Here are some of the things that prompt me to drop what I’m doing to attend to cat-related stuff.
First, the not-so-serious instances:
This is by far the biggest category, and that’s probably my own fault. However, I manage to keep my life on track, get work done, and have fun, even while spending a lot of time getting interrupted by cats. It’s a miracle!
Feeding Chester (my buff tabby) takes time. He loves to eat several small meals throughout the day. It seems to suit him well so I do it, even though it means that his feeding is always running through the back of my mind. On top of that, he has gotten quite fussy and prefers certain flavors of a certain brand of cat food. He eats in my office and I shut the door so that the others (who are not slow and picky eaters) don’t barge in and get his share.
If a cat looks bored and in need of stimulation, I will drop what I’m doing to play with them. It’s good for them and for me.
I’ve never been quite sure of the prevailing philosophy on this topic. I do agree that I’d not want to get in the middle of a full-out cat fight. But when a squabble starts and it seems that someone might be at a disadvantage, I will interfere.
Zorro used to bully Jamie Bluebell. Jamie would hide and not come out of my office. If Zorro was behaving this way, I would drop what I was doing to separate them and to make sure Jamie was safe. But over time, Zorro has mellowed, and Jamie is actually beginning to initiate play with Zorro. Sometimes it almost looks as if they are flirting with each other. (Feliway has helped, no doubt.) I don’t know whether I sped up this process or made it worse with my interfering, but I’m happy that over several months, these two cats are evolving into a new kind of relationship together.
A cup crashes off the counter. A cat cries in a slightly different way. Chester growls at a new sound outside. Do I drop what I’m doing? Yes. I’m probably too much of a control freak and not detached enough to ignore any of these different and unusual occurrences.
Guilty. The cats run me, though I made an exception to that this morning. Normally I’m out of bed and the cats are fed, first thing, before I get to any other parts of my day. This morning, I varied the routine a bit. With a deadline looming (I do not like pushing stuff to the last minute), I fed Chester and sequestered the both of us in my office. The other cats had not been fed yet and it was almost 8 a.m. Yikes! I had some annoyed cats on the other side of that door, but all will be forgiven once the food came out.

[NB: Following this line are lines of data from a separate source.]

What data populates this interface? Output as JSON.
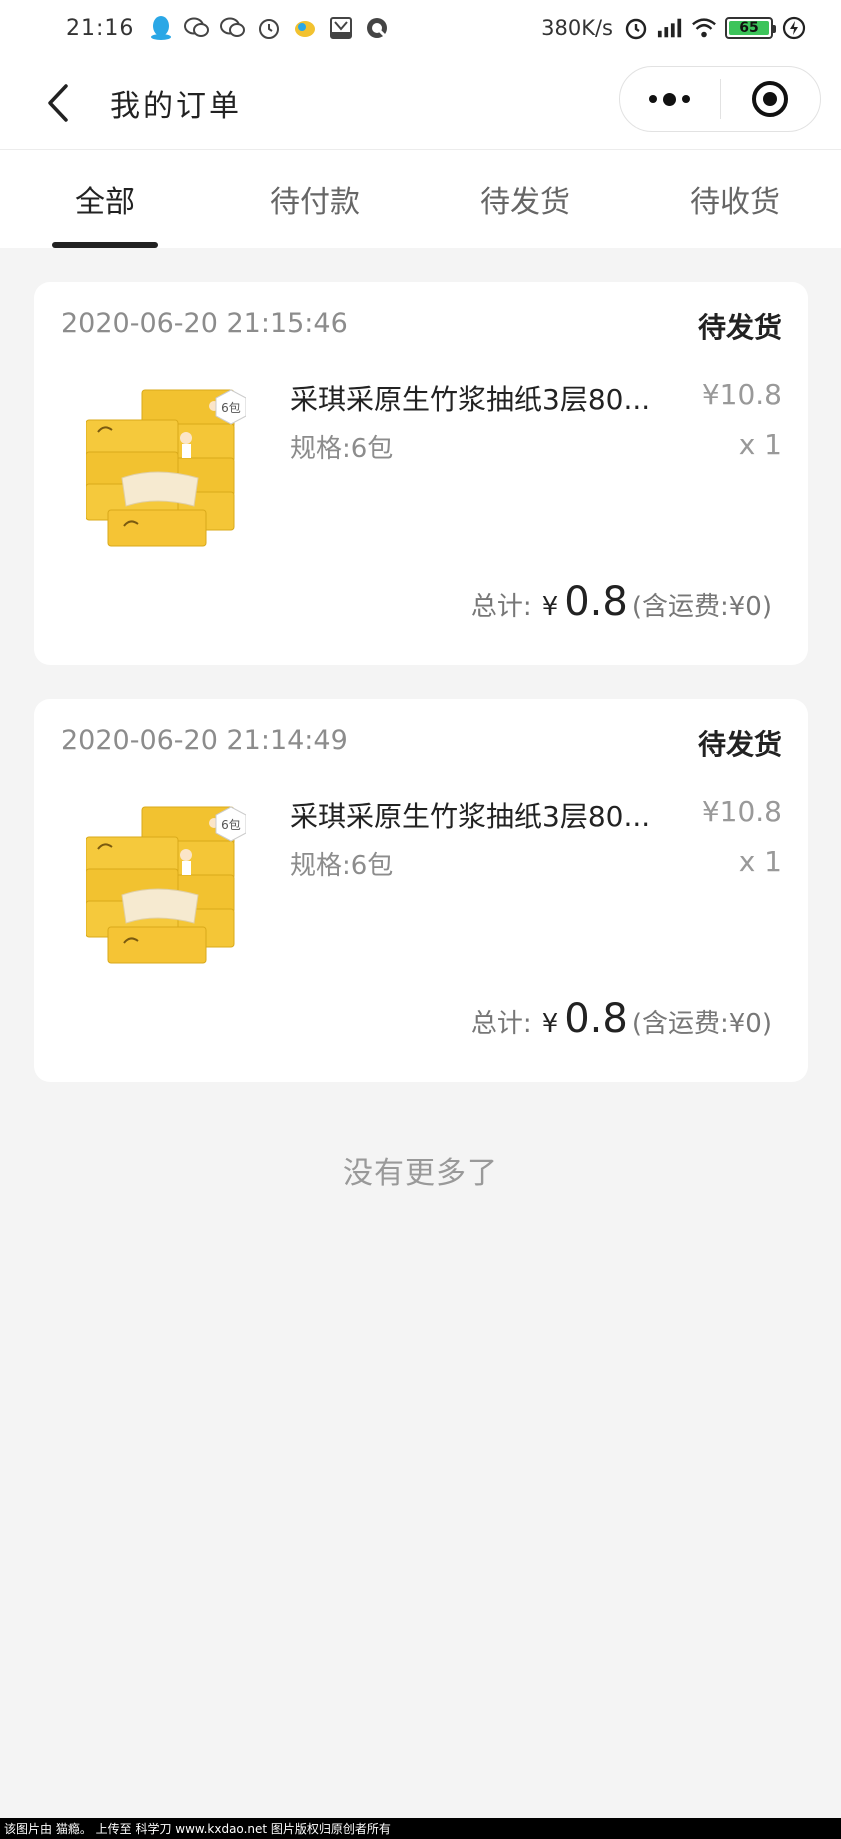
{
  "status_bar": {
    "time": "21:16",
    "network_speed": "380K/s",
    "battery_level": "65",
    "icons": [
      "qq-icon",
      "wechat-icon",
      "wechat-icon",
      "alarm-icon",
      "app-icon",
      "gallery-icon",
      "browser-icon"
    ]
  },
  "nav": {
    "title": "我的订单"
  },
  "tabs": [
    {
      "label": "全部",
      "active": true
    },
    {
      "label": "待付款",
      "active": false
    },
    {
      "label": "待发货",
      "active": false
    },
    {
      "label": "待收货",
      "active": false
    }
  ],
  "orders": [
    {
      "time": "2020-06-20 21:15:46",
      "status": "待发货",
      "product": {
        "name": "采琪采原生竹浆抽纸3层80...",
        "price": "¥10.8",
        "spec": "规格:6包",
        "qty": "x 1",
        "badge": "6包"
      },
      "total_label": "总计:",
      "currency": "¥",
      "total_amount": "0.8",
      "shipping_note": "(含运费:¥0)"
    },
    {
      "time": "2020-06-20 21:14:49",
      "status": "待发货",
      "product": {
        "name": "采琪采原生竹浆抽纸3层80...",
        "price": "¥10.8",
        "spec": "规格:6包",
        "qty": "x 1",
        "badge": "6包"
      },
      "total_label": "总计:",
      "currency": "¥",
      "total_amount": "0.8",
      "shipping_note": "(含运费:¥0)"
    }
  ],
  "footer_message": "没有更多了",
  "watermark": "该图片由 猫瘾。 上传至 科学刀 www.kxdao.net 图片版权归原创者所有",
  "colors": {
    "background": "#f4f4f4",
    "card": "#ffffff",
    "tab_indicator": "#222222",
    "product_yellow": "#f2c230",
    "battery_green": "#3cc45a"
  }
}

Here are some more serious instances when I dropped everything to respond to something strange — and I’m glad I did. We all know these types of instances:

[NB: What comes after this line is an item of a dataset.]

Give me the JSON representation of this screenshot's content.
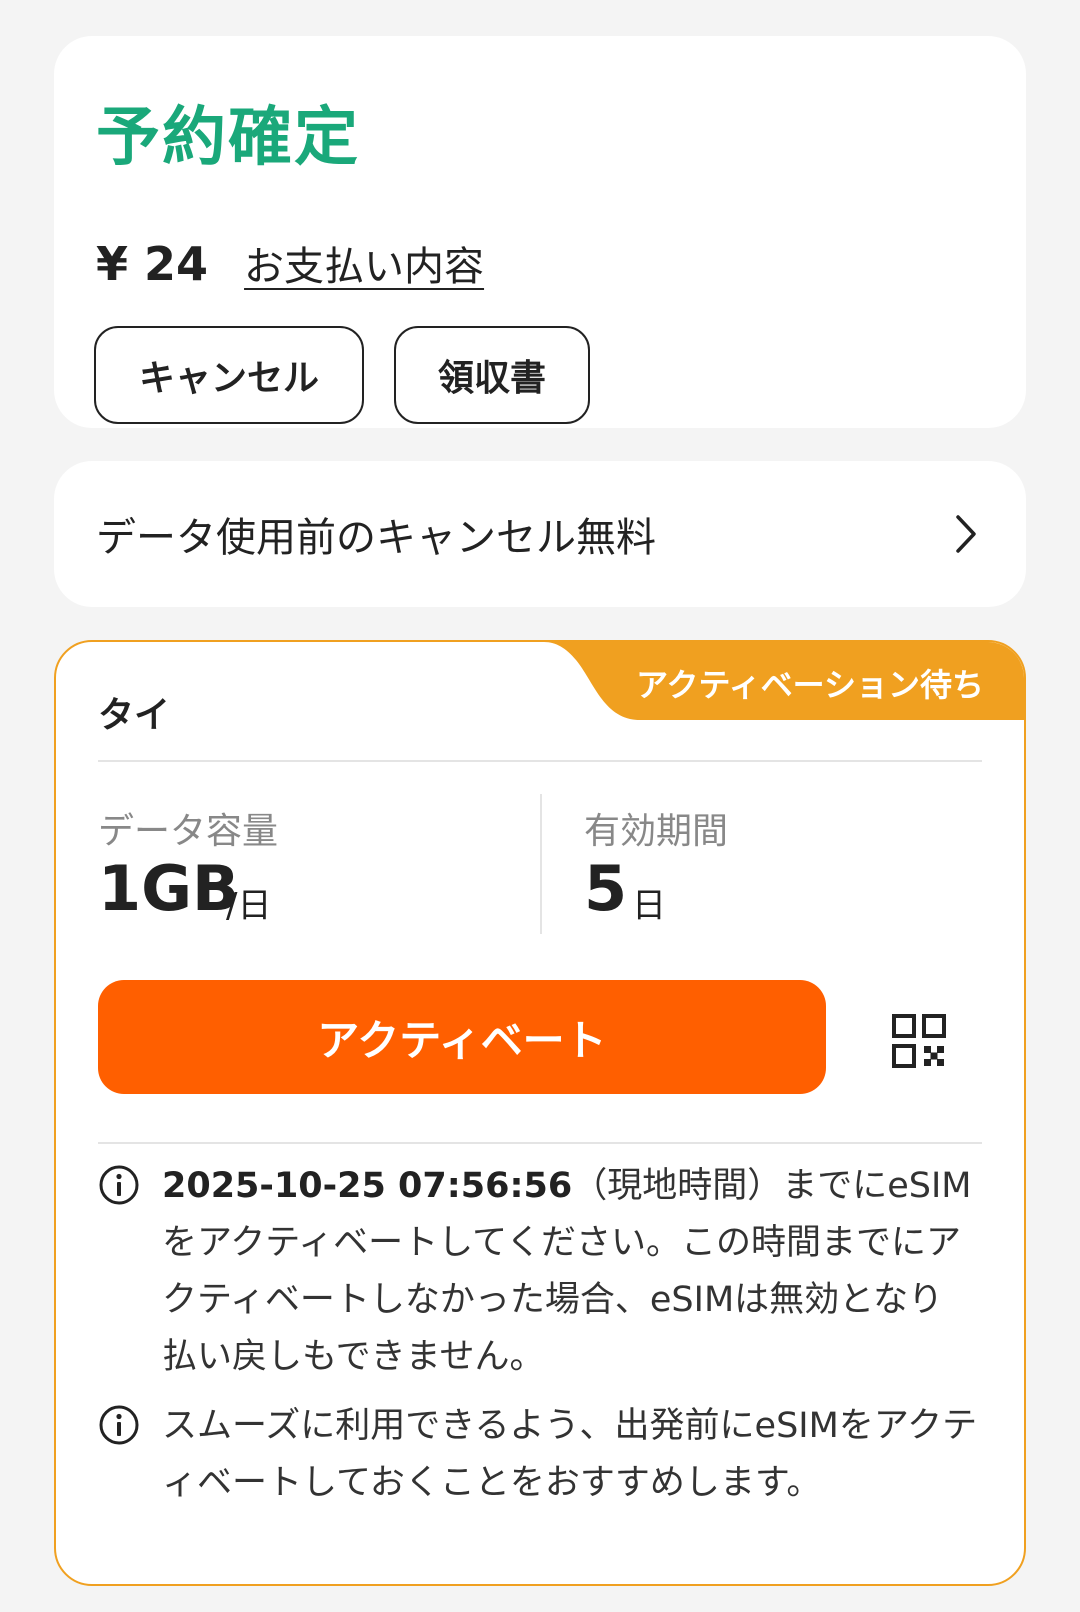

When I would work in our old and very small house, I was instantly aware if a cat’s litter box habits changed. Working one day, I noticed Kieran (male) going back and forth to the litter box, squatting, and doing nothing. I knew enough to be worried about Cystitis and got him to the vet immediately. (His urethra was blocked with crystals and he was treated.)

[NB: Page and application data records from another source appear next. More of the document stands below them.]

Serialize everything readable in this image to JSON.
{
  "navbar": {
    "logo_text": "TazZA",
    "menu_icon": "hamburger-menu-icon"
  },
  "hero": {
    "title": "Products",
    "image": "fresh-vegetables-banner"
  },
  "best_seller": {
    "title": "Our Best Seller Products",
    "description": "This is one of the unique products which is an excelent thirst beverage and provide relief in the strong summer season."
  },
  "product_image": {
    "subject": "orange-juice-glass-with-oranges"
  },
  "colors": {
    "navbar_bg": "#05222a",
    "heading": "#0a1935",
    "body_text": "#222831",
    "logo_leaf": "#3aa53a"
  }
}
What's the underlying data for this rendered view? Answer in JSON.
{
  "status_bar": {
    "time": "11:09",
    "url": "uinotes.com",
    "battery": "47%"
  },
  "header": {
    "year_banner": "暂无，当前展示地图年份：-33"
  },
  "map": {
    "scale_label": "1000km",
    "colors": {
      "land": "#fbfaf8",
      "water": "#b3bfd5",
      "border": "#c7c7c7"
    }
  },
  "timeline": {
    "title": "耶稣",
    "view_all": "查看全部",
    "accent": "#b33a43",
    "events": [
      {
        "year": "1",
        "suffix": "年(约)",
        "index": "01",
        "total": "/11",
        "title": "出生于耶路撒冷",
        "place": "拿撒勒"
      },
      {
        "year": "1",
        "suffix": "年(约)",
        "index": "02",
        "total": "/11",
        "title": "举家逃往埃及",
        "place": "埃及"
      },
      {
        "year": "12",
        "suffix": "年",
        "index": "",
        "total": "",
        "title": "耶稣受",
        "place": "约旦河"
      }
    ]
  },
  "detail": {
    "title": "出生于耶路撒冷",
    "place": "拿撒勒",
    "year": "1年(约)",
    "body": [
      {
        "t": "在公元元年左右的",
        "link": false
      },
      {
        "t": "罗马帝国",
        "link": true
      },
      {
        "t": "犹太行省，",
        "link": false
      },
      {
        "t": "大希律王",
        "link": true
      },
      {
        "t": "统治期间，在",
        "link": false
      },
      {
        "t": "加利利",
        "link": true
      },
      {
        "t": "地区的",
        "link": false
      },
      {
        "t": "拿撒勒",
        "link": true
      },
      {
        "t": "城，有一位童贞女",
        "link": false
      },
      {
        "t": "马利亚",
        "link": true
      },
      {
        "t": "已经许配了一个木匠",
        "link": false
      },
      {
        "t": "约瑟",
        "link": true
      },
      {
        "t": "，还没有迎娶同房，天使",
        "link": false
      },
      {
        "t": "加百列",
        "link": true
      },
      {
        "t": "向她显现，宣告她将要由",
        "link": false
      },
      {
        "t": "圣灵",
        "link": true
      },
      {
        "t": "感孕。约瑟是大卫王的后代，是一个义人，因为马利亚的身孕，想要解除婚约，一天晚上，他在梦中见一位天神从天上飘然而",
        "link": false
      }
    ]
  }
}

In the same small house (offbeat things are easier to notice in a small living space!), I became aware of small drops of blood that were suddenly obvious on the floor and counter. After some frantic running around and checking all the cats, I found that Target’s (my former black cat) front paw was bleeding. Wild story — after rushing him to the vet, we found that he had been declawed improperly, and that one claw was growing back and had broken through skin. (Target had been declawed by whoever owned him before he ended up in the shelter, where I adopted him. I am not a supporter of declawing!) The vet finished the declaw properly and the paw healed. It pays to notice things, and to react if necessary.
Do you drop what you’re doing to attend to your cat’s serious or not-so-serious needs? Tell us in the comments!
More by Catherine Holm:
About Catherine Holm: Told that she is funny but doesn’t know it, accused of being an unintentional con artist by her husband, quiet, with frequent unannounced bursts into dancing liveliness, Cat Holm loves writing about, working for, and living with cats. She is the author of The Great Purr, the cat-themed memoir Driving with Cats: Ours for a Short Time, the creator of Ann Catanzaro cat fantasy story gift books, and the author of two short story collections. She loves to dance, be outside whenever possible, read, play with cats, make music, do and teach yoga, and write. Cat lives in the woods, which she loves as much as really dark chocolate, and gets regular inspiration shots along with her double espresso shots from the city.